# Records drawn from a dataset
______________________________

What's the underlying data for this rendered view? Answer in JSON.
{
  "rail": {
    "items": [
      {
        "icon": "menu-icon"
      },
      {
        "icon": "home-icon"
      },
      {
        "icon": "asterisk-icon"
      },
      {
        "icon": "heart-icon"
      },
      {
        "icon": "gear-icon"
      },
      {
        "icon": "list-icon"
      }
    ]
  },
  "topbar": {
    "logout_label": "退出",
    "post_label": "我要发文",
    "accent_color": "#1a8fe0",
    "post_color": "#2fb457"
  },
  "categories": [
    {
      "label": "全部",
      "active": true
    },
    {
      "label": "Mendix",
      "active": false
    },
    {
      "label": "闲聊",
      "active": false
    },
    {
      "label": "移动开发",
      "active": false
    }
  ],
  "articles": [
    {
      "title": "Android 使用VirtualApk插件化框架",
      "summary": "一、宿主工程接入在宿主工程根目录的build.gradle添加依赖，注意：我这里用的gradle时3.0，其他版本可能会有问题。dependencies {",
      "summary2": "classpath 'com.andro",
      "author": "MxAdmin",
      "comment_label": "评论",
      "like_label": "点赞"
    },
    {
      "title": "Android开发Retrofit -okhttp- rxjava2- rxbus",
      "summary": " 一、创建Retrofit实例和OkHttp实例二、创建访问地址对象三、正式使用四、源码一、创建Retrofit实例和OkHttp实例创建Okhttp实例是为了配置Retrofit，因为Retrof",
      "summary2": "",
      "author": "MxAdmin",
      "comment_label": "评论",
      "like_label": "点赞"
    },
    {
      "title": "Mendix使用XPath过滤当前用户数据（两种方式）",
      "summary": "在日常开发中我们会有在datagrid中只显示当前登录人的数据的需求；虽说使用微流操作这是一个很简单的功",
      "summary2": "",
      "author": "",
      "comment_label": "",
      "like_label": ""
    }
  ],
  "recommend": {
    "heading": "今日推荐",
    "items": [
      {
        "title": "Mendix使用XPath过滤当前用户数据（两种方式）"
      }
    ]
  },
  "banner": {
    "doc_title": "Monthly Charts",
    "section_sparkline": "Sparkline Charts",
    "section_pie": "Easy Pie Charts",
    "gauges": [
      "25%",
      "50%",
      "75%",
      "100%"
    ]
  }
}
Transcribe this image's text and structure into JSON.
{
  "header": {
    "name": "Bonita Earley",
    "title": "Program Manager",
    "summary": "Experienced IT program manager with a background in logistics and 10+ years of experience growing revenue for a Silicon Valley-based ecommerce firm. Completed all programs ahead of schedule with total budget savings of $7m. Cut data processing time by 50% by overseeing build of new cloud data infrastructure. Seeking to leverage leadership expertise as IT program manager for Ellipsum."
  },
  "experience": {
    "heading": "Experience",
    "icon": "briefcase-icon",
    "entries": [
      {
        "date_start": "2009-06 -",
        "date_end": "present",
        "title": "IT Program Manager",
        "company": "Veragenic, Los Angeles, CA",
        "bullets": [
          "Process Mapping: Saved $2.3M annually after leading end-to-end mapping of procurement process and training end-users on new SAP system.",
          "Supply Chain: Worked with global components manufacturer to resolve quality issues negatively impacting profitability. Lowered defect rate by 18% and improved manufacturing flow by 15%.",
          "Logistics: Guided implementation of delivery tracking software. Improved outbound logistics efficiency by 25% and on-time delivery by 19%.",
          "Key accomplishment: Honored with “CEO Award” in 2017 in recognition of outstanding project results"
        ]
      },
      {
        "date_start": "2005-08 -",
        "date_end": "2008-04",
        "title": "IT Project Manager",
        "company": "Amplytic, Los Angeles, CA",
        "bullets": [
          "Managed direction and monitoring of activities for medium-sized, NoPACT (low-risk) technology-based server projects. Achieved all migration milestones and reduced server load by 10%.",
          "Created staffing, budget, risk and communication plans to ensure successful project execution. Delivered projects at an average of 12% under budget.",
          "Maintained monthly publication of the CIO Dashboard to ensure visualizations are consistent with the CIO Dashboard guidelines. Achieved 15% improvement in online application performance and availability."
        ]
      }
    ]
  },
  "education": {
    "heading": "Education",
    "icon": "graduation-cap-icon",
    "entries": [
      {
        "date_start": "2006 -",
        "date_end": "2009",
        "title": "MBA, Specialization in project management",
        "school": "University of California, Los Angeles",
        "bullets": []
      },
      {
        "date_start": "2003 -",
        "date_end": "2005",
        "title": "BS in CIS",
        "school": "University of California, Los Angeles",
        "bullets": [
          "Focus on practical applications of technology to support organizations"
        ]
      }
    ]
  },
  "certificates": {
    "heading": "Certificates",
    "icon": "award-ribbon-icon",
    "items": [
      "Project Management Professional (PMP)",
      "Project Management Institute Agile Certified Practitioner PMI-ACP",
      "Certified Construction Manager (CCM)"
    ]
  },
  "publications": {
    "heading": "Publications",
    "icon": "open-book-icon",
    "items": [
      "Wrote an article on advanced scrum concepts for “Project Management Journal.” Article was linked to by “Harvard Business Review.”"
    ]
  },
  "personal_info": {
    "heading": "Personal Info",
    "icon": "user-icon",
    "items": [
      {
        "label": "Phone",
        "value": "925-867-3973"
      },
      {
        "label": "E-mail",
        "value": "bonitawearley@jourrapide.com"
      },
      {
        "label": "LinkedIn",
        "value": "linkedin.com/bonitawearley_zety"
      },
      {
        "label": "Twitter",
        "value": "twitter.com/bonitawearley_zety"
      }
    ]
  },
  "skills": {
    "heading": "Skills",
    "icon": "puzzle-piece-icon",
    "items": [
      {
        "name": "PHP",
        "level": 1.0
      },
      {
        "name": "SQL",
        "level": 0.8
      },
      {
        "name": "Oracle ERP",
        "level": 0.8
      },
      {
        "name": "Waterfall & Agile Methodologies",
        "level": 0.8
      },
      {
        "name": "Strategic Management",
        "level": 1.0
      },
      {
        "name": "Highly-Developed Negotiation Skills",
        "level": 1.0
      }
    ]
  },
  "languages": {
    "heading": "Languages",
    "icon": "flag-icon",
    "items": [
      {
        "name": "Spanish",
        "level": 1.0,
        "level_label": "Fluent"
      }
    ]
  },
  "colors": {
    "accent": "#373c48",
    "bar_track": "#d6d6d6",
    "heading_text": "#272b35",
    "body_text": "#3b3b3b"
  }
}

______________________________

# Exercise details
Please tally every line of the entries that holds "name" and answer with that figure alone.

# Task output
8